May shows gratitude to brain injury unit

May Elliott with husband Maurice and sons Andrew and Lewis
May Elliott with husband Maurice and sons Andrew and Lewis

It was a September morning that started like any other for Dromore nurse May Elliott but after dropping her children off with the childminder, May’s world would change forever.

Just moments later she was involved in a serious car accident on the A1 dual carriageway and has spent the last two years rebuilding her life.

On Saturday night she held a fundraiser at Dromore Rugby Club lifting £1,266 in aid of the Brain Injury Unit at Musgrave Park Hospital, to whom she feels indebted.

“They do such a brilliant job” said May.

“I’m just so relieved to be here today and to be as good as I am, so I want to do as much as I can for them.”

May’s ordeal started when she lost consciousness at the wheel, the car veering from the fast lane to the hard shoulder where it hit a tree before ending up in a ditch.

May said: “the fire crews were the first on the scene and when they saw the state of the car they didn’t think there was anyone alive in it. I have no memory of any of this though.

“I had planned to take my son Andrew with me in the car to school that morning, but because there were a few new first years going to school on the bus the headmaster had specifically asked if Andrew would go on the bus with them that day, to look after them.”

In hospital May was diagnosed with a brain injury.

“Before this I didn’t know anything about Musgrave brain injury unit or what it did” said May “but I’m so grateful to them.

“I wanted to give something back to them and I wanted people to be aware there is a brain injury unit and what they do.

“They look after people with major brain injuries and people with strokes, so many of whom are only in their late 40’s or early 50’s.

“They look after everything, and think of your whole wellbeing offering counselling, intensive treatment, physiotherapy, speech therapy, occupational therapy and neurological psychology.

“They never took away my hope,” May said.

“I remember when I still couldn’t walk looking across the ward at a wee lady’s rollator and thinking - ‘if I could just get my hands on that I would be away’ and the nurses always encouraged me”.

“I was also determined to go back to work and they never told me I wouldn’t - their attitude was to let you find out for yourself.

It was 10 months after the accident I saw for myself how hard concentration was and that my ability to process information wasn’t good, but they let me find that out for myself.

“It was then I realised for myself I would never go back.
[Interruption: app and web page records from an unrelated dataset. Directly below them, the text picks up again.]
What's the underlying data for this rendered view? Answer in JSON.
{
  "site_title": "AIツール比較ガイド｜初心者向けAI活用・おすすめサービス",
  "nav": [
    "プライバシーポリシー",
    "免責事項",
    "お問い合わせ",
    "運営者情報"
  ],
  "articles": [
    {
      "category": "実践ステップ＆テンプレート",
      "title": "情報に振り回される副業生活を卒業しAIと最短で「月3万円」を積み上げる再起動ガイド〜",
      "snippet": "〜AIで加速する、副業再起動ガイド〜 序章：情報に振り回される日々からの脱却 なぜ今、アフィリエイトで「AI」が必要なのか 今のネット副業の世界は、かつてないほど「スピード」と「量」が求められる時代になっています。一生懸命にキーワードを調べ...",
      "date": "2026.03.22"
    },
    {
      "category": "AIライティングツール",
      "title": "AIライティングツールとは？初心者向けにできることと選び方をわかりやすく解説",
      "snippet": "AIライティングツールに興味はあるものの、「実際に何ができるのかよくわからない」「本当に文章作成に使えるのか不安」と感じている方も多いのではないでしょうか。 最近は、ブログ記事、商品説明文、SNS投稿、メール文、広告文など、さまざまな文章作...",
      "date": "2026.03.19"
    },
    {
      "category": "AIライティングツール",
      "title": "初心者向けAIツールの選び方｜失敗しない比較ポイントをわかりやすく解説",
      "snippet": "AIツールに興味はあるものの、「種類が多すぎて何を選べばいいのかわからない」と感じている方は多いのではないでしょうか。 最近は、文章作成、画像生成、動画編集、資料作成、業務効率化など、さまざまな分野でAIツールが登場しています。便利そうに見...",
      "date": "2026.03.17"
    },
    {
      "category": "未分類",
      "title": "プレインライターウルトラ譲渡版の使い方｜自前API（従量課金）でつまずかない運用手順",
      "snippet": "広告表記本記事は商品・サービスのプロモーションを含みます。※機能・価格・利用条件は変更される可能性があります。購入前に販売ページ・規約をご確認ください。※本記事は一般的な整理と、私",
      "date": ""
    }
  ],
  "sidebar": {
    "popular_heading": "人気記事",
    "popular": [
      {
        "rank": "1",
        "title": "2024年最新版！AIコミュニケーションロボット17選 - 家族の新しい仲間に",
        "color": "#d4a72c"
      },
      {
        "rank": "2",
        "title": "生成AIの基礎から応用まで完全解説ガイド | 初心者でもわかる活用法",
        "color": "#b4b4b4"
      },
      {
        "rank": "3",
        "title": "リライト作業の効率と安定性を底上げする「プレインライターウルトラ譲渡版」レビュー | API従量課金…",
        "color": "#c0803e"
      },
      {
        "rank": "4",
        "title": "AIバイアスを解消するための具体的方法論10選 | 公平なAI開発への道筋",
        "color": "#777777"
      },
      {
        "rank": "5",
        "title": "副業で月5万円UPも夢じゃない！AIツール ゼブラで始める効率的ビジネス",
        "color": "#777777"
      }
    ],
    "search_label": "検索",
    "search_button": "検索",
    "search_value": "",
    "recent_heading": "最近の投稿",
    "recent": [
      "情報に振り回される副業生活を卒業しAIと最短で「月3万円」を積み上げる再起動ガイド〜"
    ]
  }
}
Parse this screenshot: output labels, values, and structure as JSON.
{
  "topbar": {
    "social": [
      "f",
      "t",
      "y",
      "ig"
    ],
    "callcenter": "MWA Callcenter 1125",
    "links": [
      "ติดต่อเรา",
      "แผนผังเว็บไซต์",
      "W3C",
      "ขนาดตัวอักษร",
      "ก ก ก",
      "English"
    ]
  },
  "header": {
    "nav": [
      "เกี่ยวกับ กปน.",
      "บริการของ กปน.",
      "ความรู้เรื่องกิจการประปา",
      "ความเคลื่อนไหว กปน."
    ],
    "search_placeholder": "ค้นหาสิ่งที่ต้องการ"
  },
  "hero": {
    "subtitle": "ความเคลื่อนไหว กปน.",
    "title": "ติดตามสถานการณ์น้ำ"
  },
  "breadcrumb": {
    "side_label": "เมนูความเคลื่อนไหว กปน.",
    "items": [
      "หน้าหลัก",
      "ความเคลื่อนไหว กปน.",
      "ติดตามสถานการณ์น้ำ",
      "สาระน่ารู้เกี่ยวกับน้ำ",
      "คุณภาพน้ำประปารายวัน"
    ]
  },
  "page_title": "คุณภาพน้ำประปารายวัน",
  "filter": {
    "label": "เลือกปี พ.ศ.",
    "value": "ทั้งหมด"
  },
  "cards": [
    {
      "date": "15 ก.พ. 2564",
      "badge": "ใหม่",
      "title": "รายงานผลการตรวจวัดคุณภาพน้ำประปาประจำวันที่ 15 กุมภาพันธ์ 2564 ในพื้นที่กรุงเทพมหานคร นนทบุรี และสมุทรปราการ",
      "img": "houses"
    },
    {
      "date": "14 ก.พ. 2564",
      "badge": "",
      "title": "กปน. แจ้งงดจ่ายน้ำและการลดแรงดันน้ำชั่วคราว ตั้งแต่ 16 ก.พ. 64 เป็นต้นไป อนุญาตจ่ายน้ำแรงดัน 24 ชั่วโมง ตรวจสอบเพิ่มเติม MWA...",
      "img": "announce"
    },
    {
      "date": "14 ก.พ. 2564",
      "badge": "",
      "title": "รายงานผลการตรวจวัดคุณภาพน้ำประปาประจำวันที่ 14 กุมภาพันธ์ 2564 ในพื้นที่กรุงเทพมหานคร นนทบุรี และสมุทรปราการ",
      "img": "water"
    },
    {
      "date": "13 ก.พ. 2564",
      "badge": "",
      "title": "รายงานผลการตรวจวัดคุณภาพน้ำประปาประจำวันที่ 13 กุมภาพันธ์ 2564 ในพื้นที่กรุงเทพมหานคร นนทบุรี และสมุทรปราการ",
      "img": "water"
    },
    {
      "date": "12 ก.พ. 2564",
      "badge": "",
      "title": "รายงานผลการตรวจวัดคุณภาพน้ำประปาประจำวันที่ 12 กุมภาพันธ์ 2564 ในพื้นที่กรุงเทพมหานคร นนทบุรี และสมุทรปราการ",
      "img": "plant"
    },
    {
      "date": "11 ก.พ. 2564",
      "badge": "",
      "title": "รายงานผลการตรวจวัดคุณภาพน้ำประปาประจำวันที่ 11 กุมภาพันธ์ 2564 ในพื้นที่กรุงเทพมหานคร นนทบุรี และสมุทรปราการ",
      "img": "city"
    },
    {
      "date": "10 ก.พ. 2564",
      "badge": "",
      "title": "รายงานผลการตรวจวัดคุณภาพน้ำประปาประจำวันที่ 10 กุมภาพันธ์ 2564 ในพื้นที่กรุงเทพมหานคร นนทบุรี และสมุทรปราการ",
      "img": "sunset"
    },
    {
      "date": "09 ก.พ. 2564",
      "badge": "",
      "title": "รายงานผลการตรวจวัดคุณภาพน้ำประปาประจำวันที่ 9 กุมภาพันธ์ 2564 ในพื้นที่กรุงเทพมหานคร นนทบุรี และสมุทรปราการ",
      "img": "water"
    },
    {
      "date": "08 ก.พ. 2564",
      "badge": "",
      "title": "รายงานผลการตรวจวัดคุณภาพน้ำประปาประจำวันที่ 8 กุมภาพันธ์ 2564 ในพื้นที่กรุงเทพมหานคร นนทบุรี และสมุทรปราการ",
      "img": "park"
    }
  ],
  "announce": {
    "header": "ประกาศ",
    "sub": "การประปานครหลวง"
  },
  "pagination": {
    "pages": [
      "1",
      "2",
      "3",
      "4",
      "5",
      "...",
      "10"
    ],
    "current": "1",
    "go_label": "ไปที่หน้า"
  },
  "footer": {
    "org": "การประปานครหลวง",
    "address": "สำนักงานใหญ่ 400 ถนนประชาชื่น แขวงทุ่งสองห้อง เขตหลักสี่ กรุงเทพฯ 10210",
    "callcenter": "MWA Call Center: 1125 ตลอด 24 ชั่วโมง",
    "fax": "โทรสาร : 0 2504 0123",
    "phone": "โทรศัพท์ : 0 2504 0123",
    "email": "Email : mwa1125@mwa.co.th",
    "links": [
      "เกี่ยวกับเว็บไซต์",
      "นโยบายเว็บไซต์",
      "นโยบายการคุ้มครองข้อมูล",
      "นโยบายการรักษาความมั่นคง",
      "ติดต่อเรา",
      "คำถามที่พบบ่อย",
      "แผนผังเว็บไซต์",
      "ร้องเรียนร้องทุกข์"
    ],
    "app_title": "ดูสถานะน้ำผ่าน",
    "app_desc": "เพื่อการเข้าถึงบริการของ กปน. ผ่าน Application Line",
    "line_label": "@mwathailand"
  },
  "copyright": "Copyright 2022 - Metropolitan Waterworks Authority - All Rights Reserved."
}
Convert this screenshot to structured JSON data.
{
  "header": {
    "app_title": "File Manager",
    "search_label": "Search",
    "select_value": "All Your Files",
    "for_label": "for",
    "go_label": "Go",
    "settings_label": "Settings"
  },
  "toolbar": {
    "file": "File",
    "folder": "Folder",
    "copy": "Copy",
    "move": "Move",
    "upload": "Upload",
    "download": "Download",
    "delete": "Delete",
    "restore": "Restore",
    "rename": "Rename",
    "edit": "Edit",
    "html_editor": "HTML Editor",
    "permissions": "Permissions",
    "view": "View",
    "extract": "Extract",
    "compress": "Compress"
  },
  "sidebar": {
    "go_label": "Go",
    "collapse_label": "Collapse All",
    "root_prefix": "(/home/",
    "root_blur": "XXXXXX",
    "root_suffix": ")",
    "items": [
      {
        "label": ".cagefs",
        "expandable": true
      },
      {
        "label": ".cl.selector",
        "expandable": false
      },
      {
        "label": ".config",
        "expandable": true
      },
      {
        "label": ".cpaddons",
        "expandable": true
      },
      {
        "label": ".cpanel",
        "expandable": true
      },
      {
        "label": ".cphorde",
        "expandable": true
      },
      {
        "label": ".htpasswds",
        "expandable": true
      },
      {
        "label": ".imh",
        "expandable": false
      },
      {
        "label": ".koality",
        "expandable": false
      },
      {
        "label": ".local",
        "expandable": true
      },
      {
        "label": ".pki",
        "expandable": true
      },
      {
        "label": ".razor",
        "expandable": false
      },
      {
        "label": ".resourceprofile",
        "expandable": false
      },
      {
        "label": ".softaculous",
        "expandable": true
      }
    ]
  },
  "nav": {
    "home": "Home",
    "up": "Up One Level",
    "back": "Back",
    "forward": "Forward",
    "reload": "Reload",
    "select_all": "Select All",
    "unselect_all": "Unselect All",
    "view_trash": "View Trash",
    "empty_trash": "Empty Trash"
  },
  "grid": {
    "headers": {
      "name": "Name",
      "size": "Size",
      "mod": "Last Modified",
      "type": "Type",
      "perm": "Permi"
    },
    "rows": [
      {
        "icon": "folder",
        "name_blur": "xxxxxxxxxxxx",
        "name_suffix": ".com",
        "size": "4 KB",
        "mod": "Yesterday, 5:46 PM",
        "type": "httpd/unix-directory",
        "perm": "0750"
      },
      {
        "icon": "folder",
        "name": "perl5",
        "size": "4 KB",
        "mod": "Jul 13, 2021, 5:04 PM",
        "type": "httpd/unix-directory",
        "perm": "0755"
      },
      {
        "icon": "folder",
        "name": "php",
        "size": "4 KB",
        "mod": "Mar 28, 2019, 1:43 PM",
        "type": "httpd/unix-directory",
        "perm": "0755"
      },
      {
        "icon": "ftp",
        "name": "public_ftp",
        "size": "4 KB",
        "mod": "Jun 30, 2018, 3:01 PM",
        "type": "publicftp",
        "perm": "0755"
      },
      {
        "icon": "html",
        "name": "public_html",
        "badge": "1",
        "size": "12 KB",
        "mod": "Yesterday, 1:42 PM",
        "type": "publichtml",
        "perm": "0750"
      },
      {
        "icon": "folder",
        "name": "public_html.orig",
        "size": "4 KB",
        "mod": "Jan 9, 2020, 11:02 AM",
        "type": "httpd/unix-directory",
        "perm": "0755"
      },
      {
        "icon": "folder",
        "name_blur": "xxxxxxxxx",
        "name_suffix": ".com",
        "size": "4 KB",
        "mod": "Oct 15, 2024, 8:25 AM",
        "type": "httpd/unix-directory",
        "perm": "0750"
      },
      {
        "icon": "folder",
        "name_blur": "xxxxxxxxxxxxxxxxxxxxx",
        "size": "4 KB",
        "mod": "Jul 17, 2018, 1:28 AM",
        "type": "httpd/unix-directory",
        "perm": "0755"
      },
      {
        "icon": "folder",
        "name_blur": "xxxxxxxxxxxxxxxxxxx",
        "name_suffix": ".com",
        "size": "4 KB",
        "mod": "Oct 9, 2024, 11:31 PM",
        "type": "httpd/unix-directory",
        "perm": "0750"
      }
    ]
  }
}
I still miss the company in Lagan Valley day procedure clinic where I worked.”

May said “I can’t thank people enough and my friend’s help has been fantastic.”